Shed thinks that the AWD system on the manual car gives it a 50/50 torque split, changing to up to 80/20 front/rear in slippier conditions, but no doubt a marque expert will be on to put things straight. Whatever it is, the AWD is useful for negotiating frozen slurry or swerving around unexpected road obstacles such as a rampaging wild boar or slinking stoat. The Legacy is a strong car too, scoring four stars in Euro NCAP in 2003 long before four or five stars became the norm.
We haven't been treated to any interior shots, but flimsy cup holders aside it's all tough, workmanlike plastic and cloth, and the boot is huge thanks in part to Subaru's 'boomerang' rear suspension.
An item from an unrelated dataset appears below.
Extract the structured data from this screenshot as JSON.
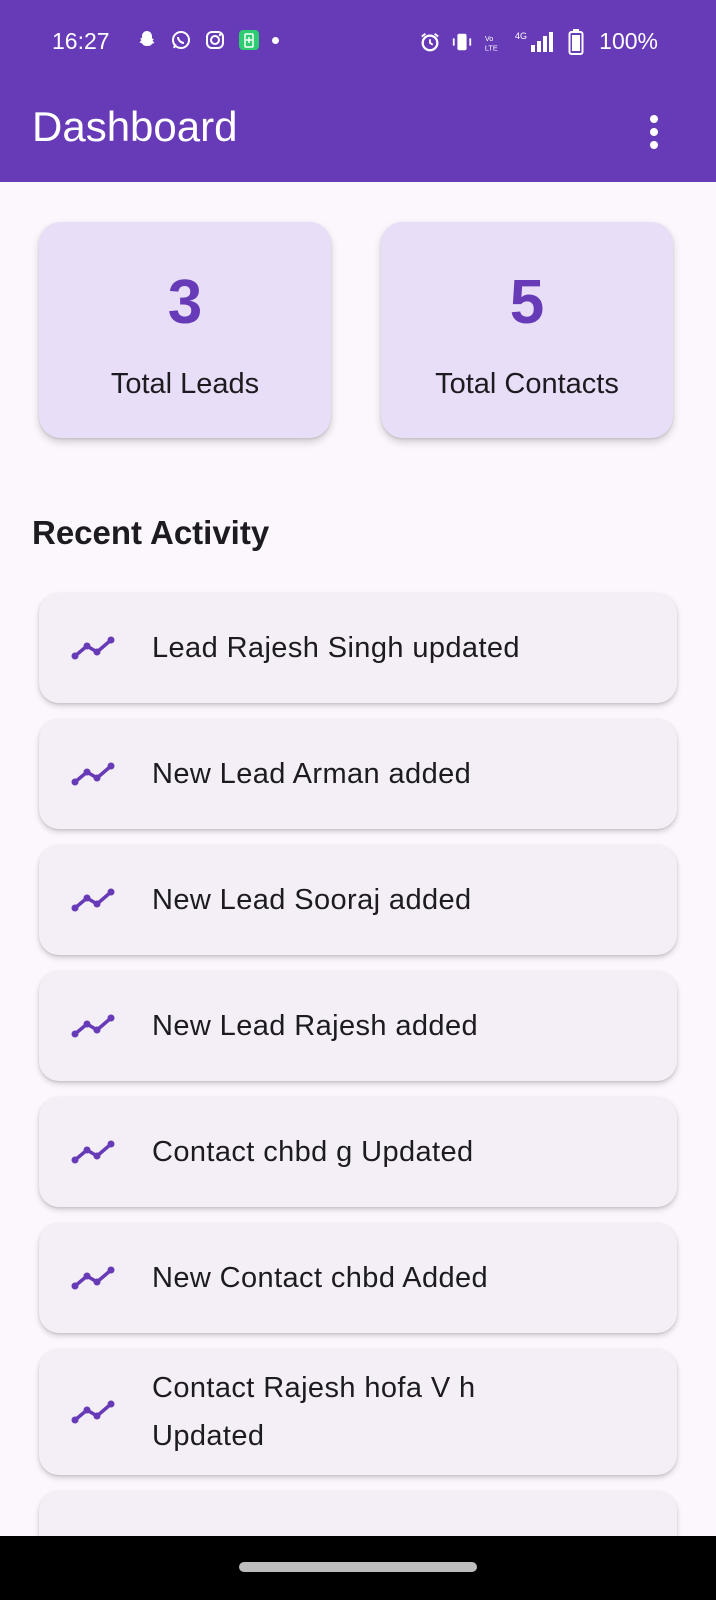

Only a stone-deaf churl would complain about the warm woofle of the boxer engine note through the (in this case) new exhaust back section. It's rough but somehow smooth at the same time. If you know anyone who can do a bang-on impersonation of the sound using only their mouth and a bowl of custard, then you are indeed fortunate.
Although this one doesn't have a tow bar, it does have roof bars. Or at the very least, the ad hasn't excluded them from the sale, so you'd be entitled to stand next to the car and shout loudly if they were withdrawn from it. They're handy to have if you're a canoeist, or a gondola-ist if you were, say, doing research for The Merchant Of Venice. A pair of genuine used Subaru bars (as opposed to the usual generic rubbish that hardly ever fits) will rush you at least £50 from the scrappers.
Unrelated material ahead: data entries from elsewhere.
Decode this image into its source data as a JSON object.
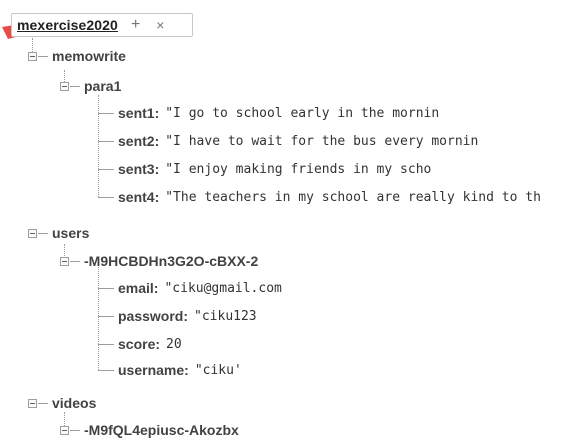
{
  "root": {
    "name": "mexercise2020",
    "add_icon": "+",
    "close_icon": "×"
  },
  "tree": {
    "memowrite": {
      "key": "memowrite",
      "para1": {
        "key": "para1",
        "sentences": [
          {
            "key": "sent1:",
            "value": "\"I go to school early in the mornin"
          },
          {
            "key": "sent2:",
            "value": "\"I have to wait for the bus every mornin"
          },
          {
            "key": "sent3:",
            "value": "\"I enjoy making friends in my scho"
          },
          {
            "key": "sent4:",
            "value": "\"The teachers in my school are really kind to th"
          }
        ]
      }
    },
    "users": {
      "key": "users",
      "user": {
        "key": "-M9HCBDHn3G2O-cBXX-2",
        "fields": [
          {
            "key": "email:",
            "value": "\"ciku@gmail.com"
          },
          {
            "key": "password:",
            "value": "\"ciku123"
          },
          {
            "key": "score:",
            "value": "20"
          },
          {
            "key": "username:",
            "value": "\"ciku'"
          }
        ]
      }
    },
    "videos": {
      "key": "videos",
      "video": {
        "key": "-M9fQL4epiusc-Akozbx"
      }
    }
  },
  "colors": {
    "key_text": "#424242",
    "value_text": "#333333",
    "tree_line": "#9e9e9e",
    "accent_mark": "#e53935"
  }
}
Unfortunately PH's 16-bit Megablast computer wasn't lit up at the time of writing, so it wasn't possible to virtually remove the bandages that have been carefully draped over the numberplates to conceal the reg number and thereby the MOT history. But Shed likes the no-nonsense tone of the ad, the originality of the car and the fact that it has only had one owner - the current one - so you will be able to have a nice conversation with him and get a full picture of the car's life.
Legacy things to watch out for include a tendency for the rear discs to get scored, noise from the frameless windows, failing steering angle sensors and the general cost of repairs, which if you go to the wrong place can be horrific. On the positive side, Shed is fairly certain that the 2.0 litre motor has non-interference timing belts.
Let's finish off with a bit more Shakespeare, you know, raise the tone a bit. There is some evidence that he was a motoring enthusiast. Liked Saabs, apparently. He was a big fan of the Sonnet, boom boom, slow rimshot etc. Here's a portion of one of them which seems appropriate.
How heavy do I journey on the way,
When what I seek, my weary travel's end,
Doth teach that ease and that repose to say
"Thus far the miles are measured from thy friend".
Nah, no idea. Something to do with absence making the heart grow fonder, maybe? Who knows. Never did like the fella.